++++ MATERIAL TO PROCESS

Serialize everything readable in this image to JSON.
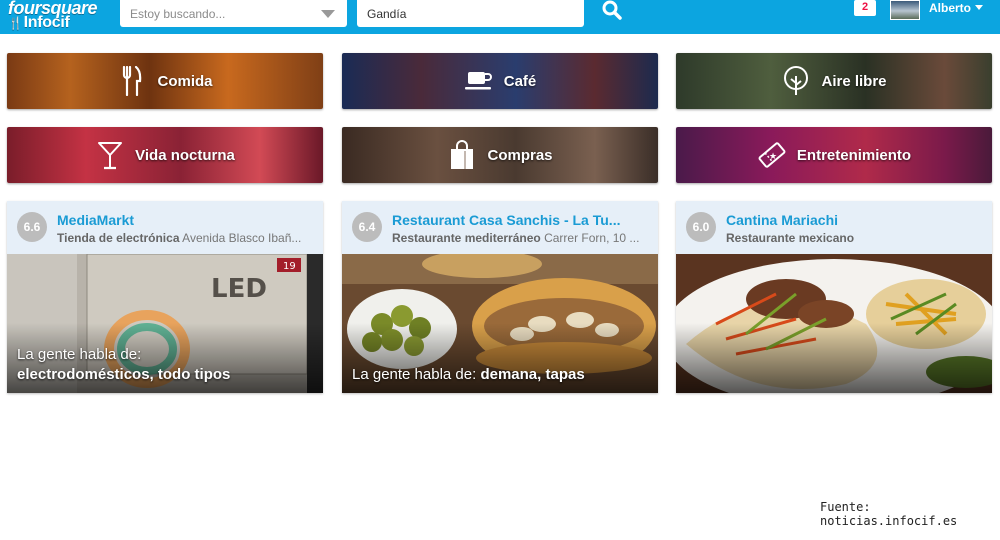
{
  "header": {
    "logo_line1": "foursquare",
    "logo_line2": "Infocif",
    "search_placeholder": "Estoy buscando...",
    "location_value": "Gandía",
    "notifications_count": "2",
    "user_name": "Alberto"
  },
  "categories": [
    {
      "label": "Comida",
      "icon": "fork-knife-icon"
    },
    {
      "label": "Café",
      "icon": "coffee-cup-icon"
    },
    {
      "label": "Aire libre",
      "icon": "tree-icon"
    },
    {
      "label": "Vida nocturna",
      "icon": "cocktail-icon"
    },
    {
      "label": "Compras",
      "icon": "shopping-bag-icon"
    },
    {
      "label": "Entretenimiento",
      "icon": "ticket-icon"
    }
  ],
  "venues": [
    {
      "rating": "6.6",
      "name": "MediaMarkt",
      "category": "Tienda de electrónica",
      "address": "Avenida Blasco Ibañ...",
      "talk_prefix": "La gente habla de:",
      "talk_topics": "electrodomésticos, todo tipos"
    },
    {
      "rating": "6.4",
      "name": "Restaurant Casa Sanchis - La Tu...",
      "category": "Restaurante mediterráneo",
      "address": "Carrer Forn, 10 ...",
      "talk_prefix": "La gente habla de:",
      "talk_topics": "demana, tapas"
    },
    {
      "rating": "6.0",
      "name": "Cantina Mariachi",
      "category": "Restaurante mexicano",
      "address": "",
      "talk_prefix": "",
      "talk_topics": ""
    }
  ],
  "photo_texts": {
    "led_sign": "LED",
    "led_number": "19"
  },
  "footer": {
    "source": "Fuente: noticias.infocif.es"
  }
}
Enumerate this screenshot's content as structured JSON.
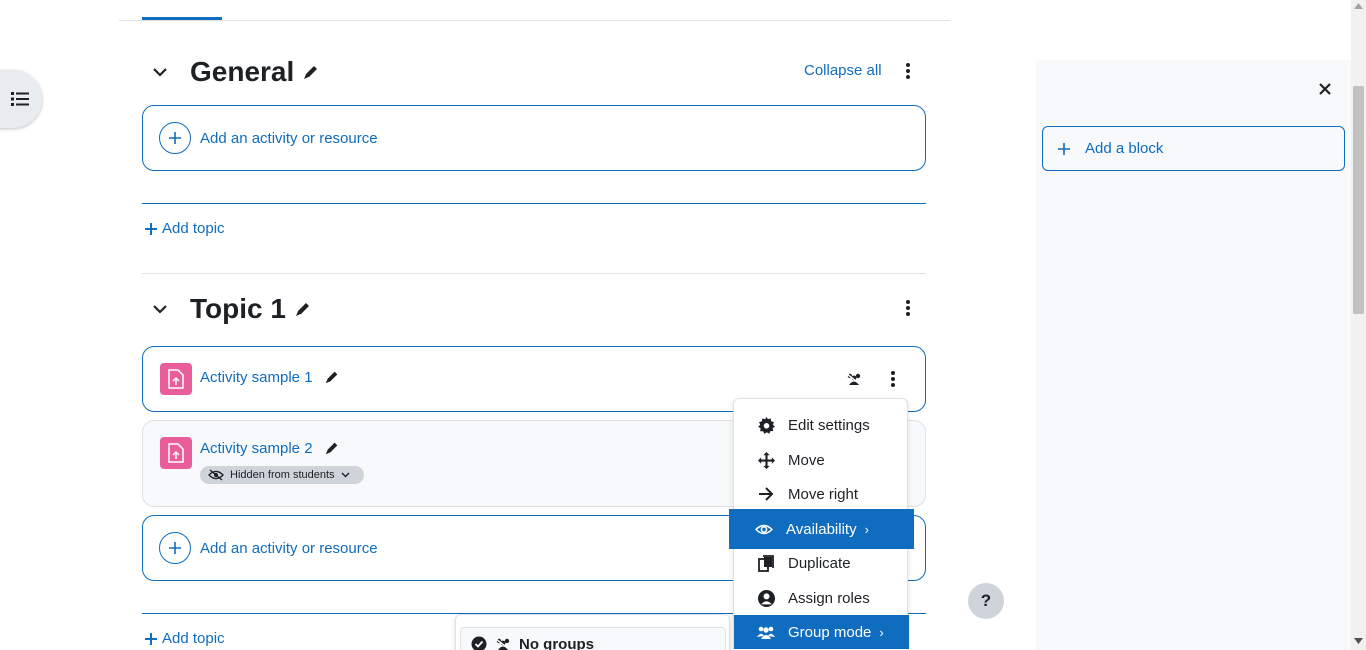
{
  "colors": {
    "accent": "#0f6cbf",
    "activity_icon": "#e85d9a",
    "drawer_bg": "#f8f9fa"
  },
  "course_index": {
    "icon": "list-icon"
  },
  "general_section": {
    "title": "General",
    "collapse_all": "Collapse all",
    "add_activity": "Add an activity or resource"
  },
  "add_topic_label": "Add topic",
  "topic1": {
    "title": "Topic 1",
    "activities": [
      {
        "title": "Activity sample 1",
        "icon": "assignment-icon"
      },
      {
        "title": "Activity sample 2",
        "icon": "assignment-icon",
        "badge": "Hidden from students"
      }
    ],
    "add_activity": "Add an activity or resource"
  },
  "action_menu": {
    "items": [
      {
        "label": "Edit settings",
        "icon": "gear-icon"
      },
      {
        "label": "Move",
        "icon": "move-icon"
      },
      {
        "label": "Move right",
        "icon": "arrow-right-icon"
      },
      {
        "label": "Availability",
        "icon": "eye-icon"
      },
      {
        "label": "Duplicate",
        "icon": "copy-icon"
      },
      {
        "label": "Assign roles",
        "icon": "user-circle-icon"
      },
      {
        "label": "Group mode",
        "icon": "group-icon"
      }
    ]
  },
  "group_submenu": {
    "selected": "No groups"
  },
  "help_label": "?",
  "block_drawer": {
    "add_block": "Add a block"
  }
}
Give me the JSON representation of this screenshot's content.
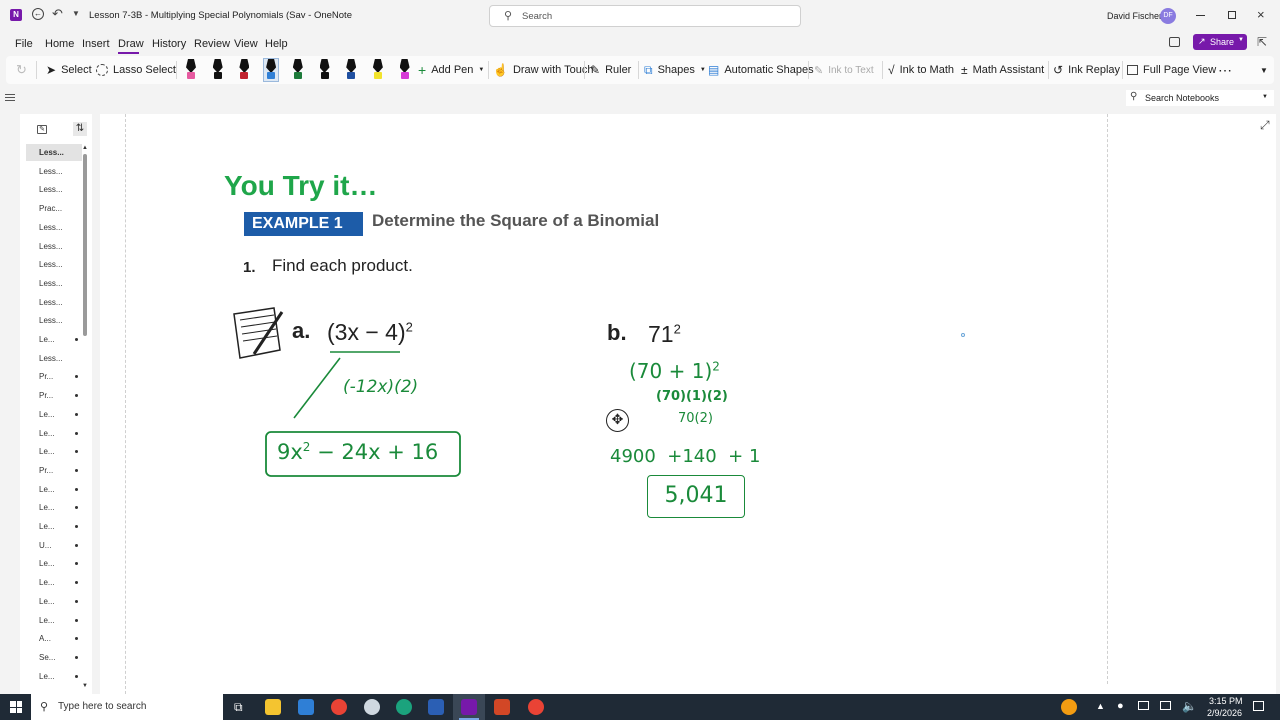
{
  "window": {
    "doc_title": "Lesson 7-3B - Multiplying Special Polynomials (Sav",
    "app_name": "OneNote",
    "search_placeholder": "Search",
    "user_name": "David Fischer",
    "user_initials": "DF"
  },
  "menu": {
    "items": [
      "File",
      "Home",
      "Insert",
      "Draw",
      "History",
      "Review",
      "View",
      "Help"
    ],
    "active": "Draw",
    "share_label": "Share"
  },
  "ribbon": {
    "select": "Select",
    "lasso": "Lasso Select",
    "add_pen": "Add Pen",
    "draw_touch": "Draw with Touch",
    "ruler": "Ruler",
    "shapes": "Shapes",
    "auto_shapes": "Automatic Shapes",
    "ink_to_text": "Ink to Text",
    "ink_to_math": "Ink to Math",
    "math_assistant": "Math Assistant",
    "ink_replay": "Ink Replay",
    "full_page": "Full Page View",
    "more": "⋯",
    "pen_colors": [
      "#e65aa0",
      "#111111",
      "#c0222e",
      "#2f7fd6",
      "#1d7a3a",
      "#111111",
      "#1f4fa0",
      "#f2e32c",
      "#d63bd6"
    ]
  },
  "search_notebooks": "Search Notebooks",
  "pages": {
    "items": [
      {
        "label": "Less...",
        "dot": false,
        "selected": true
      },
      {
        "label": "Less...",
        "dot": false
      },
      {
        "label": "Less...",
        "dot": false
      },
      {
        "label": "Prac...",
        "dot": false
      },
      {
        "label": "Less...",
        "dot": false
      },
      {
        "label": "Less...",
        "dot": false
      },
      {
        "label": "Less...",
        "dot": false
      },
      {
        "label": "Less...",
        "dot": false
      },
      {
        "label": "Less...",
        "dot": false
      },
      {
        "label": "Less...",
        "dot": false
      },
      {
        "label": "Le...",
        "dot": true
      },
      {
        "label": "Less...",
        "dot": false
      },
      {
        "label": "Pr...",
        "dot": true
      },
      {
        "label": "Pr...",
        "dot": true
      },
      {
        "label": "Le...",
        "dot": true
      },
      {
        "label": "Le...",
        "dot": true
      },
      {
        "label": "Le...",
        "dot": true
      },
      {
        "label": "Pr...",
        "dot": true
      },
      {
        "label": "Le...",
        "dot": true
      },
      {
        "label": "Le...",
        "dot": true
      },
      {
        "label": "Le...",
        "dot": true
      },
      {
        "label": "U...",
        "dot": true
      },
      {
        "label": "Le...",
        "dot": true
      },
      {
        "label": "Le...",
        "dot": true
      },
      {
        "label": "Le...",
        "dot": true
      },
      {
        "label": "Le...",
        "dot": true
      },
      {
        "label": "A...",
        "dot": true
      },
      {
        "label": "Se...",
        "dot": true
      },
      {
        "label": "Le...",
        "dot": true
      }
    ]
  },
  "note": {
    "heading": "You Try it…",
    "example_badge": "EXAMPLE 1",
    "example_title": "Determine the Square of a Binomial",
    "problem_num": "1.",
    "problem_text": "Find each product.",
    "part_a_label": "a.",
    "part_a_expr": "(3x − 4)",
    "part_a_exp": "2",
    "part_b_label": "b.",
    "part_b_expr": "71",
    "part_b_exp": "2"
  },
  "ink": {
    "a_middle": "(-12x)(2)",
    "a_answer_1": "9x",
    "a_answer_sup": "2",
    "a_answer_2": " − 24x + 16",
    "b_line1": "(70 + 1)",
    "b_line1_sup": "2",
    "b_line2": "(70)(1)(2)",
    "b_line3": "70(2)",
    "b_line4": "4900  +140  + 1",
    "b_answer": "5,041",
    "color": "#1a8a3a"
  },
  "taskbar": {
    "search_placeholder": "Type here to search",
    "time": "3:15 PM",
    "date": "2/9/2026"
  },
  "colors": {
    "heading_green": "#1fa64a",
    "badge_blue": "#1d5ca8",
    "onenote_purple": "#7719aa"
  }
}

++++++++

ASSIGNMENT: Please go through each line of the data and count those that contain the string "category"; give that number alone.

RESPONSE TO THE EXERCISE: 3